+++ Data in this exercise

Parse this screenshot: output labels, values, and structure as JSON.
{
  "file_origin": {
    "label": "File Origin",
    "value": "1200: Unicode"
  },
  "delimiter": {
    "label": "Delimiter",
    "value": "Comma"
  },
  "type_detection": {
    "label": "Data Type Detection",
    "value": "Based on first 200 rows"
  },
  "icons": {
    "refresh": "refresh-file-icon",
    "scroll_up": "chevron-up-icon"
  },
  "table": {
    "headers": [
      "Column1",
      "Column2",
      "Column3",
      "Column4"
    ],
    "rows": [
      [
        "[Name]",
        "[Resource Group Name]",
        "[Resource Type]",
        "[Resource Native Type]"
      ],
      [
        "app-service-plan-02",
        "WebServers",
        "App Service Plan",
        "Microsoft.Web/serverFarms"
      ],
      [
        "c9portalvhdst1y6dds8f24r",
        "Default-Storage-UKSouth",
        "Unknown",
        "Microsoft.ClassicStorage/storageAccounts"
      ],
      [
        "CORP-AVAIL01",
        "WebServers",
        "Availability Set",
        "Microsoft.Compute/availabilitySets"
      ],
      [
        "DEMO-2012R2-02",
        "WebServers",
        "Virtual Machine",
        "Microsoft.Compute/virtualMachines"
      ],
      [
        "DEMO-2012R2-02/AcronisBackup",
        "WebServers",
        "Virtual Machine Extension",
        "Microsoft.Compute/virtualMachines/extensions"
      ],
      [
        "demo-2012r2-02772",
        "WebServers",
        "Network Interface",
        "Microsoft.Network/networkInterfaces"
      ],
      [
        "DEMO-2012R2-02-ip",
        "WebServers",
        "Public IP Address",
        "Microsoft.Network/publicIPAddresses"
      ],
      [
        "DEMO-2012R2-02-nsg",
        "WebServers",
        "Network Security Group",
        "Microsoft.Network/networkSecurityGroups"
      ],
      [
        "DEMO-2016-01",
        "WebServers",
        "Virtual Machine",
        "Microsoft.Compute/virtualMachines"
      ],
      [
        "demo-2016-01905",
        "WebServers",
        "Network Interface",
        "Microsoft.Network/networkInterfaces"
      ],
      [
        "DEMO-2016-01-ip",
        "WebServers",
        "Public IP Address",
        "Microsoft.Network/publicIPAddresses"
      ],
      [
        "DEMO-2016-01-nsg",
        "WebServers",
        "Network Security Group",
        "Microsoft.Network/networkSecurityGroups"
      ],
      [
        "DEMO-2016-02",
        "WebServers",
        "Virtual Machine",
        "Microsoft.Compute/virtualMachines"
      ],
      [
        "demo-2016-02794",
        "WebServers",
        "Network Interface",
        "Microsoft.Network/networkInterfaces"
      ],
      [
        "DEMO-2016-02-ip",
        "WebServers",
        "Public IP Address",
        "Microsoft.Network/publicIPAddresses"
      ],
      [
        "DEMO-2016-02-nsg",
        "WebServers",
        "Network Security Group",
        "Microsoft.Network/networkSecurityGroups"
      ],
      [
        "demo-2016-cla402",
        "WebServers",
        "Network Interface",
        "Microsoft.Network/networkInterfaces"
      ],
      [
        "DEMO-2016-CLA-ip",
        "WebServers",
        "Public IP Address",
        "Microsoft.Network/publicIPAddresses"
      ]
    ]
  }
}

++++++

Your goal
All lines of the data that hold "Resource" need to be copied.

Task response
        "[Resource Group Name]",
        "[Resource Type]",
        "[Resource Native Type]"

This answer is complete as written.